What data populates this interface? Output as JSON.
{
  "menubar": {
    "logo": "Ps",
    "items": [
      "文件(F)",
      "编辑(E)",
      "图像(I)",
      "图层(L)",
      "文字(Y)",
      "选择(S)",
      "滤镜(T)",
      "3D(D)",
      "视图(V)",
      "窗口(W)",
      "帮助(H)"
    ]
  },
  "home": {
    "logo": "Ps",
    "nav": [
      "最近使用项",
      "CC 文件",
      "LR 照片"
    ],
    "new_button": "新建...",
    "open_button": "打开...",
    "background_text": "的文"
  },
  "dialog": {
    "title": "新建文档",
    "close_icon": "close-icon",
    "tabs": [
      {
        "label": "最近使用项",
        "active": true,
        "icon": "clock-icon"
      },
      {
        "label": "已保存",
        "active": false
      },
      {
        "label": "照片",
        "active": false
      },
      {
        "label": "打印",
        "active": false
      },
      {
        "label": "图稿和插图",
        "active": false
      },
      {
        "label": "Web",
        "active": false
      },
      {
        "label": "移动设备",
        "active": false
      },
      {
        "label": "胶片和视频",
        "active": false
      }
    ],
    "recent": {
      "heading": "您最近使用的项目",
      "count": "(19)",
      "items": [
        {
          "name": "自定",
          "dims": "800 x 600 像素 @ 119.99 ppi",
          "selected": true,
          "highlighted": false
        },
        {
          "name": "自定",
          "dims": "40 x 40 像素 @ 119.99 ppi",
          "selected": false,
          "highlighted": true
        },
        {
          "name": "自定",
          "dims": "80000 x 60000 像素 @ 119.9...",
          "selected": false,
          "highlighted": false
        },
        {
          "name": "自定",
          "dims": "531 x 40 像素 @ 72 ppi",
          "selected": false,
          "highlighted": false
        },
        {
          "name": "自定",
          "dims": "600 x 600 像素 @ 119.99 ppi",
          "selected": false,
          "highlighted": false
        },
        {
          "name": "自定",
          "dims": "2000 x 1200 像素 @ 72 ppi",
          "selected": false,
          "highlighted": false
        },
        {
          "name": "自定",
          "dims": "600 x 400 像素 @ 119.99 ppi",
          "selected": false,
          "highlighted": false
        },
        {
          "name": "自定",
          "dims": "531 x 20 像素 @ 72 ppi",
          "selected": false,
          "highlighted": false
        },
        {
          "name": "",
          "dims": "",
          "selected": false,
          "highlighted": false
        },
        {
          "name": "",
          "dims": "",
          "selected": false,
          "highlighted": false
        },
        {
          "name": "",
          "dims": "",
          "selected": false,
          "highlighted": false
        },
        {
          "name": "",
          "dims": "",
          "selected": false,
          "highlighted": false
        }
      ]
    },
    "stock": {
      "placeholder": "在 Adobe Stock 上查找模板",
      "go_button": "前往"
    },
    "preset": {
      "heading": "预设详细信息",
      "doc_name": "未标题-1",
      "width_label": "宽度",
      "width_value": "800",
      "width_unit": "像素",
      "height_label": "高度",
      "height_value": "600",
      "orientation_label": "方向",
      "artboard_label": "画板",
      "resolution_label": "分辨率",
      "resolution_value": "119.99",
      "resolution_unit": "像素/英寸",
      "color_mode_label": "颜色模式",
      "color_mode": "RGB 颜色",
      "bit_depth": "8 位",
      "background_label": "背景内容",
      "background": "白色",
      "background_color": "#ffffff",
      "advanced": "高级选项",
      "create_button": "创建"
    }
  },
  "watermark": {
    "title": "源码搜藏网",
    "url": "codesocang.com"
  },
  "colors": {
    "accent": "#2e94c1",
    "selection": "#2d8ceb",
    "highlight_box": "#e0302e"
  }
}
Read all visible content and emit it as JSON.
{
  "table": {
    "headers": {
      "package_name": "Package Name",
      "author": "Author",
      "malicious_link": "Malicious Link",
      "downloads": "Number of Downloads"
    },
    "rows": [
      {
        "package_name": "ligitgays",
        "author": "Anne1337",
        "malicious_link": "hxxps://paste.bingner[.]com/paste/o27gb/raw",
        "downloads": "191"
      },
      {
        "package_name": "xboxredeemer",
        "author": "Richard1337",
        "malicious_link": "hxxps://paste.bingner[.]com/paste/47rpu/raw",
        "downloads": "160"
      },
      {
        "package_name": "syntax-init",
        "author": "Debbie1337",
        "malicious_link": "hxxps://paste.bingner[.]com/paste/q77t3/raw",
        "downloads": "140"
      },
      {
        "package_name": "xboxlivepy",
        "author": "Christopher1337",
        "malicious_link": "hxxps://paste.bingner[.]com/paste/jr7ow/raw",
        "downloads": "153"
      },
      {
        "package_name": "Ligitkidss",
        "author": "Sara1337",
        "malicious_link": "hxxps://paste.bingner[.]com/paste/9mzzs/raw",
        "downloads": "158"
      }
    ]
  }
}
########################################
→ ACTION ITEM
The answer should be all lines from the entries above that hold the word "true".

→ TASK SOLUTION
        "active": true,
          "selected": true,
          "highlighted": true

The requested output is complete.